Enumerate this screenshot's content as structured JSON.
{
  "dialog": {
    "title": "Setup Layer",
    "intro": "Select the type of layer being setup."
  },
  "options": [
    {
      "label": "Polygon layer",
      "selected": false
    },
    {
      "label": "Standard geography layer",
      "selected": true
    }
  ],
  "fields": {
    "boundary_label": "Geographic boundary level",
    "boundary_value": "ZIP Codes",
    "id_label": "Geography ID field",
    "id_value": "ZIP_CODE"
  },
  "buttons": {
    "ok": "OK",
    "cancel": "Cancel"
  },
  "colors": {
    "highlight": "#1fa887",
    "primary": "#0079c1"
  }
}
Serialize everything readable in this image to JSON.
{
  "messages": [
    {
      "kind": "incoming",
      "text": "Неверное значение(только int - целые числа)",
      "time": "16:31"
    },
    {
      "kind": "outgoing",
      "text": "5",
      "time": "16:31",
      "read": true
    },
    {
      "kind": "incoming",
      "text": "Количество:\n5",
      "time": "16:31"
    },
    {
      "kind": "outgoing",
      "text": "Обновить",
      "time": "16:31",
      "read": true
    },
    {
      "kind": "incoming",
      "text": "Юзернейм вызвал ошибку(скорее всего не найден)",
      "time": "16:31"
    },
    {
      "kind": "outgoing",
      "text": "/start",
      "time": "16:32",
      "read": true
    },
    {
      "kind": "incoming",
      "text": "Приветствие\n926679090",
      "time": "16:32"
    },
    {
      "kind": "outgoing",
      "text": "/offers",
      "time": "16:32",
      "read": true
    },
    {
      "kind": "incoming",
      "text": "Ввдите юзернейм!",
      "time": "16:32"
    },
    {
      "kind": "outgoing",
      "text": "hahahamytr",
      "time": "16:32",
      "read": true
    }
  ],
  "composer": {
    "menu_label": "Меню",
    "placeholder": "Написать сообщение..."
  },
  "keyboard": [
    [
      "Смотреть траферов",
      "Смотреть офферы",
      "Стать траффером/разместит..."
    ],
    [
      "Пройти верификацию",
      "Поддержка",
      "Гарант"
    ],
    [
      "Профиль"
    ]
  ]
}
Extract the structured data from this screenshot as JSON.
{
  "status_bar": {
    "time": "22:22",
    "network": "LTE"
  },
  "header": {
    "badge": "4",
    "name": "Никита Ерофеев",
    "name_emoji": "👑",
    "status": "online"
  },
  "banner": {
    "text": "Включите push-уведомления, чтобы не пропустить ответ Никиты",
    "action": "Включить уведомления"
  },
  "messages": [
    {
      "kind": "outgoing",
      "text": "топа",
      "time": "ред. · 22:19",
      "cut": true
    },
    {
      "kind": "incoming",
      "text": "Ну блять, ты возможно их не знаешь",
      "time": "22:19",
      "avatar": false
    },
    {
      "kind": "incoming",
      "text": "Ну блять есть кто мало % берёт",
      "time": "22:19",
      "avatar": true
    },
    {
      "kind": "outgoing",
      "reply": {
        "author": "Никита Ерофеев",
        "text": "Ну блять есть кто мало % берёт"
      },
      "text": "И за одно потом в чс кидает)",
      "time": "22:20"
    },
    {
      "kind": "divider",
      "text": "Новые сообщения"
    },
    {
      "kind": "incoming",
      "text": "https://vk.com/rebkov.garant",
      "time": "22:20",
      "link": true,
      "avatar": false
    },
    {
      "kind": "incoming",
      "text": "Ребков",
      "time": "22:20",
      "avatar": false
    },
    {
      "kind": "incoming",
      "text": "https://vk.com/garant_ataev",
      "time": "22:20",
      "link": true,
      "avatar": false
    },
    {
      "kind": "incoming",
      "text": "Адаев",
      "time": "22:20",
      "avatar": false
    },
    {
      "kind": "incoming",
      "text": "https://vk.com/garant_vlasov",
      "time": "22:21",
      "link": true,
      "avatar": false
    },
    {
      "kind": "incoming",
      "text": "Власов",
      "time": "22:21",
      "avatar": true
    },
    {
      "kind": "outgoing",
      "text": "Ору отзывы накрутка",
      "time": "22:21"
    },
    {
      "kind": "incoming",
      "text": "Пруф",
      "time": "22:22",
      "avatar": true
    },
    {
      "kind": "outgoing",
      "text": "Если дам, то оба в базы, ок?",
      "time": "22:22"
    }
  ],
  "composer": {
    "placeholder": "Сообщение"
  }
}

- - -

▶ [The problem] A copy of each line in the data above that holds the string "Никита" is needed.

▶ [Solution for this problem]
    "name": "Никита Ерофеев",
        "author": "Никита Ерофеев",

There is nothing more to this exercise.